At the height of the no-till drill craze in the 1990s it wasn't uncommon to hear of someone planting 225,000 to 250,000 soybean seeds per acre. Those were the days when seed companies were just beginning to urge farmers to seed by number of seed per acre, not pounds per acre. From variety to variety and year to year, numbers of seeds per pound in soybeans can vary widely.
Today more farmers are in 15-inch row with split-row planters, while some still drill and others have moved back to 30-inch rows or other combinations. That may explain part of the reason for lower seeding rates.
Shaun Casteel, Purdue University Extension soybean specialist, has been doing tests over the past three or four years that indicate that soybean seeding rates don't probably need to be as high as those that many people use. Even some seed companies are urging use of good practices and reduction in seeding rate.
A survey of nearly 70 Master Farmers who have received the Master Farmer award at some point in the past tend to bear out these indications. The respondents were asked how many soybeans per acre they planted, and were given ranges.
Surprisingly, one in 10 aim to plant 80,000 to 120,000 seeds per acre. There is ample evidence showing 80,000 plants per acre may be sufficient if the factors cooperate, but few people intentionally plant at that level from the start. Germination is seldom 100%.
Eight of 10 are planting between 120,000 and 180,000 seeds per acre. As you break that down, 37% said they plant 120,000 to 150,000 seeds per acre, and 44% are planting 150,000 to 180,000 seeds per acre.
About 10% still say they're planting above 180,000 seeds per acre, somewhere form 180,000 to 210,000 seeds per acre.
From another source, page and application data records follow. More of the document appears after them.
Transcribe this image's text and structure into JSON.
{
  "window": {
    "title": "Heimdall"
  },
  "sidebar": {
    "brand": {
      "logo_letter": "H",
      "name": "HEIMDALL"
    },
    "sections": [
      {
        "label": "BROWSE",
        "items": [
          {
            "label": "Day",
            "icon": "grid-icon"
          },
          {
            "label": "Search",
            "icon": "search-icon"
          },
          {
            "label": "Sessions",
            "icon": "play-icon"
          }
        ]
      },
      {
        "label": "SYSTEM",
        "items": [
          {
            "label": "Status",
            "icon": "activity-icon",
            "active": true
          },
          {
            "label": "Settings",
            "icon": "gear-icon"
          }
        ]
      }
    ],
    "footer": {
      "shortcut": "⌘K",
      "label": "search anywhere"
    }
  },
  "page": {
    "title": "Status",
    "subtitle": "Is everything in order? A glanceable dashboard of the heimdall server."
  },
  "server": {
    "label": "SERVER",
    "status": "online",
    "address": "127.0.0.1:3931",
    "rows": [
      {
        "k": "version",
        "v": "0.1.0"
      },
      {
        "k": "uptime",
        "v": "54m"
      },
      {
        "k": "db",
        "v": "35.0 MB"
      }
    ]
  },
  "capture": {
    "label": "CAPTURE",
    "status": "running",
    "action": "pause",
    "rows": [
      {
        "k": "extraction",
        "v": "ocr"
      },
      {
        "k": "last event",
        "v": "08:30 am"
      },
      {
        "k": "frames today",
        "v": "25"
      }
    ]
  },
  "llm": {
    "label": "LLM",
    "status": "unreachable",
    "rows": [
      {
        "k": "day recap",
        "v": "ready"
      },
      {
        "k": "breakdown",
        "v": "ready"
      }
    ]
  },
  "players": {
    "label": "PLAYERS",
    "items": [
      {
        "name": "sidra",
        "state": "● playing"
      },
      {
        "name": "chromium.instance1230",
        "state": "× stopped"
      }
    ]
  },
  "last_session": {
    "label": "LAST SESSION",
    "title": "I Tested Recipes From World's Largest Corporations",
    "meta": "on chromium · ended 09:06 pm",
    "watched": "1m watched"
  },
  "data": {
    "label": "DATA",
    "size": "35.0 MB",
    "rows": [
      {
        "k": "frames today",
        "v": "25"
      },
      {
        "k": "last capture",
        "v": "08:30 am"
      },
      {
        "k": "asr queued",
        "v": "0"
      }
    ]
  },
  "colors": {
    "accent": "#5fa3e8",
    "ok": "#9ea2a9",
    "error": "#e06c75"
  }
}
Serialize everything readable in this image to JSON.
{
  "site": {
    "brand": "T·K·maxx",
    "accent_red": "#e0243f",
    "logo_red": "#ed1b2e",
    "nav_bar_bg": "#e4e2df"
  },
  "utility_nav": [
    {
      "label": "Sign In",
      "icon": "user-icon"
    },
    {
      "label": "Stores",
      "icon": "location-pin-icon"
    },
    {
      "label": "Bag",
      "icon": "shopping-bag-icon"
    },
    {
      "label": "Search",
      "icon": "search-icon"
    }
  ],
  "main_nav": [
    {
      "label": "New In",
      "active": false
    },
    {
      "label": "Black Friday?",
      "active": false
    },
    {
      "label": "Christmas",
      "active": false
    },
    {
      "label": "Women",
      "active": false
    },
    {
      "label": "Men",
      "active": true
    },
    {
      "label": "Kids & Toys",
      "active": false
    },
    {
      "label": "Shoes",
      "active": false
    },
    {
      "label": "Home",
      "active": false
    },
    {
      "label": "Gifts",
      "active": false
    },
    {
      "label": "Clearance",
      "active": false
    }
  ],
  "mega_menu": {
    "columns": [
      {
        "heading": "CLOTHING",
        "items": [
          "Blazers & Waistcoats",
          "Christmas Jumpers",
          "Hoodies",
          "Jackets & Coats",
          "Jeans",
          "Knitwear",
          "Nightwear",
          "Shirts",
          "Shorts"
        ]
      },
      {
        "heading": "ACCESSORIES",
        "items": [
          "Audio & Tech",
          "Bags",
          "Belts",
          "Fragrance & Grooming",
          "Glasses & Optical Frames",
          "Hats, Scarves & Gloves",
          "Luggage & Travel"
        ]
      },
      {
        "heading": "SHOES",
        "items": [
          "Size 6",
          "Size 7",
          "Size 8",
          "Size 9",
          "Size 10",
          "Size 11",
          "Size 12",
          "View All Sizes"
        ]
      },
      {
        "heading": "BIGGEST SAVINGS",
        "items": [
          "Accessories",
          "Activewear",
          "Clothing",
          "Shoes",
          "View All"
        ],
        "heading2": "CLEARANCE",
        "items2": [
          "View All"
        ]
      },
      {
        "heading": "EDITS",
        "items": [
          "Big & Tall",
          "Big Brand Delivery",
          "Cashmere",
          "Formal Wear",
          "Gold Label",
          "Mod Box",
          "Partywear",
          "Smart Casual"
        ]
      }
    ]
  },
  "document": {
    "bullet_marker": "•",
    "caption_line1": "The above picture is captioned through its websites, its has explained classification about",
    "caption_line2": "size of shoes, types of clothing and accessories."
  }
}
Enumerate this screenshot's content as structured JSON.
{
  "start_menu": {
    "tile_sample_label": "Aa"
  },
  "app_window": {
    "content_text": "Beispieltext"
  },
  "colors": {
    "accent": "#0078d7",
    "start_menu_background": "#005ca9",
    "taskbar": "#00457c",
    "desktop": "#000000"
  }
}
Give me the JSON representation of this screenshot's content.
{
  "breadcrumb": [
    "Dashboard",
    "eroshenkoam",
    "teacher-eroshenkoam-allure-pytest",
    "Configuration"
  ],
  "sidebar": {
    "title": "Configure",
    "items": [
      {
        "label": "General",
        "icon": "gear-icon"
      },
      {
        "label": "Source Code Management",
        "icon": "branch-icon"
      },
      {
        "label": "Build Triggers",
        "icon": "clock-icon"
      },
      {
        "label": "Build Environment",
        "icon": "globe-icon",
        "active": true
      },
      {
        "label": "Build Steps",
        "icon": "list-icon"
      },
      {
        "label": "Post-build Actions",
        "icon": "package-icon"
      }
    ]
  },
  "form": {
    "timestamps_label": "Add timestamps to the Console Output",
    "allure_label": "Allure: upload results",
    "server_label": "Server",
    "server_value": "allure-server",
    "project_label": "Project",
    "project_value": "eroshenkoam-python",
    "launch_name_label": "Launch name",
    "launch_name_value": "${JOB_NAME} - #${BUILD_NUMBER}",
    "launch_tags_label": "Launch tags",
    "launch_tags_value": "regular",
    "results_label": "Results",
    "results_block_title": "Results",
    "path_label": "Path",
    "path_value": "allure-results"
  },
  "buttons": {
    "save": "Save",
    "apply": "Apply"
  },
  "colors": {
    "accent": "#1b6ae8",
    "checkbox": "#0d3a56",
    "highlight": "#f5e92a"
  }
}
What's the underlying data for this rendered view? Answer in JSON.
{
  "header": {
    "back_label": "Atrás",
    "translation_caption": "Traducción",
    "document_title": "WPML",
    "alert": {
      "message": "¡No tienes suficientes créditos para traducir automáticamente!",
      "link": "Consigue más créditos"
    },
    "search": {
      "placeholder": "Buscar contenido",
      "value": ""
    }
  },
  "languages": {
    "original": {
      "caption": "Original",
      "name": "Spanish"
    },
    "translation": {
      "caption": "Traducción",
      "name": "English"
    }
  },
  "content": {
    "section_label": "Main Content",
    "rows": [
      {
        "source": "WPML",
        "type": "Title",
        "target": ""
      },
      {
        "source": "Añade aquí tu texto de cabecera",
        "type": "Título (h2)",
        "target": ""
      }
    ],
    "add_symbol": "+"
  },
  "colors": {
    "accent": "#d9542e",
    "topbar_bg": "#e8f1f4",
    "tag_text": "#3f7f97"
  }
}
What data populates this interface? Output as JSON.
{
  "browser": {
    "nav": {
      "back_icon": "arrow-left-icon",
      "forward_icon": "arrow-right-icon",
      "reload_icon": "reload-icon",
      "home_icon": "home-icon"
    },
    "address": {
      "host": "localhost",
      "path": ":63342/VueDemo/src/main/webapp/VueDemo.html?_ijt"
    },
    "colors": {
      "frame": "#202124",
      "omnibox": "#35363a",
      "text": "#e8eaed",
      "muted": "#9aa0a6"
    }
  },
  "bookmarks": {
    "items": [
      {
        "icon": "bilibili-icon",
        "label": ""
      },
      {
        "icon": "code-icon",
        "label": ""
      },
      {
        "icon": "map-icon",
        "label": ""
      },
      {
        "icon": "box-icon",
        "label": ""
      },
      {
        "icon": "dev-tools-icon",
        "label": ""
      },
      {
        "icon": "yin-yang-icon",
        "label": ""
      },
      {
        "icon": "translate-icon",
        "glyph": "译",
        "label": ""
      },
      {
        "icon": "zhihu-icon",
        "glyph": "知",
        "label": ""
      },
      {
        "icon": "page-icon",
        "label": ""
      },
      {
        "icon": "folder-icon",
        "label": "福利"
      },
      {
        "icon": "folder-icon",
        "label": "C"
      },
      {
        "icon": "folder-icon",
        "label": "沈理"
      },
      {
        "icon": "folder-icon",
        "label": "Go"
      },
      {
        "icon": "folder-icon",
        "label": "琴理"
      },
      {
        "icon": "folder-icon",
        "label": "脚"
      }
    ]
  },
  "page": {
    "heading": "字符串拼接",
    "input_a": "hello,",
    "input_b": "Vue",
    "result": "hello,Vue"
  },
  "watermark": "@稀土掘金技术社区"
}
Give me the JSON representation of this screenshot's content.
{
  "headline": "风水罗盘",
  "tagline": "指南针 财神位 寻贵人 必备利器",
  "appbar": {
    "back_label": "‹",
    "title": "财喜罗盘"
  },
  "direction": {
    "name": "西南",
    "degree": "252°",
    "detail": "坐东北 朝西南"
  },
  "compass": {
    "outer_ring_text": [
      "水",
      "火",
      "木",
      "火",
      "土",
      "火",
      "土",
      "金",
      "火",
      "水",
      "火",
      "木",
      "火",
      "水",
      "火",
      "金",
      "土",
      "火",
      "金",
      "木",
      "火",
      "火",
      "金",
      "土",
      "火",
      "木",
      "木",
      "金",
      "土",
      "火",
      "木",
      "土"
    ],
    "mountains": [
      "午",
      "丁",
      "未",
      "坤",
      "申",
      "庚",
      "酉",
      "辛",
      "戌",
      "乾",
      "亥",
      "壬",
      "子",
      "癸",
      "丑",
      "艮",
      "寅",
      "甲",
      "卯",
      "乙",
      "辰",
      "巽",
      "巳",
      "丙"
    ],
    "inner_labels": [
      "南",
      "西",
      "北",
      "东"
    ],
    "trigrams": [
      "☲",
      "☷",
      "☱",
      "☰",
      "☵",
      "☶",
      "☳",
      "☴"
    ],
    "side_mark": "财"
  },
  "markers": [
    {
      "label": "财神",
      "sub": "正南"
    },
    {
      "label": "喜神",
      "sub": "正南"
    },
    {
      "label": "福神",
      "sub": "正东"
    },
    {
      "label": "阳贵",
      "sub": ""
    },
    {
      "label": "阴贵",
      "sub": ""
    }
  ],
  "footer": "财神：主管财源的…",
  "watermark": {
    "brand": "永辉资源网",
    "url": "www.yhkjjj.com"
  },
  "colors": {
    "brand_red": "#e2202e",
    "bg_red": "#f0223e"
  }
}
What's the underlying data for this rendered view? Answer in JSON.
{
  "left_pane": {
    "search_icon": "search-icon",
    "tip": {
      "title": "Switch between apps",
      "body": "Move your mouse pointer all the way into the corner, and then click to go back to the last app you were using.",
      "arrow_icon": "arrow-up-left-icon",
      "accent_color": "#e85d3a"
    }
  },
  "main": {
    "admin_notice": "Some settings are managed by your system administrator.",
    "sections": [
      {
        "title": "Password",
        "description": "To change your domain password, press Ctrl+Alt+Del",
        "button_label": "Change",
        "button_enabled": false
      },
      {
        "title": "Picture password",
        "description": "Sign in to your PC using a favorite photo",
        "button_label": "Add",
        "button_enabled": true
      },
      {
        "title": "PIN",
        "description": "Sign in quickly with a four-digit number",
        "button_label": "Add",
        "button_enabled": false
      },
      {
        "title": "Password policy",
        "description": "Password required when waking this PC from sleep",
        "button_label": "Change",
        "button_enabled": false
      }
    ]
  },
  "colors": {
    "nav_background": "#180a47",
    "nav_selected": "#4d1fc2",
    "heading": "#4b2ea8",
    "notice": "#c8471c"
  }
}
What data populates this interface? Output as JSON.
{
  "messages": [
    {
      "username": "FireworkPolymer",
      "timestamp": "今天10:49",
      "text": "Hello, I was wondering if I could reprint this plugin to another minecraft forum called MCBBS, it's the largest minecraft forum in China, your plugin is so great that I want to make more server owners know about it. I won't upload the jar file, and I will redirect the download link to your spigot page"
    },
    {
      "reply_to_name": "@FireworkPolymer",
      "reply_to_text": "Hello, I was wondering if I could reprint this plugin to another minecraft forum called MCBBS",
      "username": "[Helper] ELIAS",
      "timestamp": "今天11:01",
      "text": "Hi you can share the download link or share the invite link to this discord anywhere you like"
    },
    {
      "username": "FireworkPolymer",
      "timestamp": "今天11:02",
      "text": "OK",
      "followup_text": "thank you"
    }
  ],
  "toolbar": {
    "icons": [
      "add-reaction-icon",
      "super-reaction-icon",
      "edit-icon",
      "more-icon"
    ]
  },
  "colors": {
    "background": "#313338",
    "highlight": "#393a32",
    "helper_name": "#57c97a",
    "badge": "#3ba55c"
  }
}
No one says they are intending to plant more than 210,000 seeds per acre. That's a definite shift over the past two decades if that's accurate.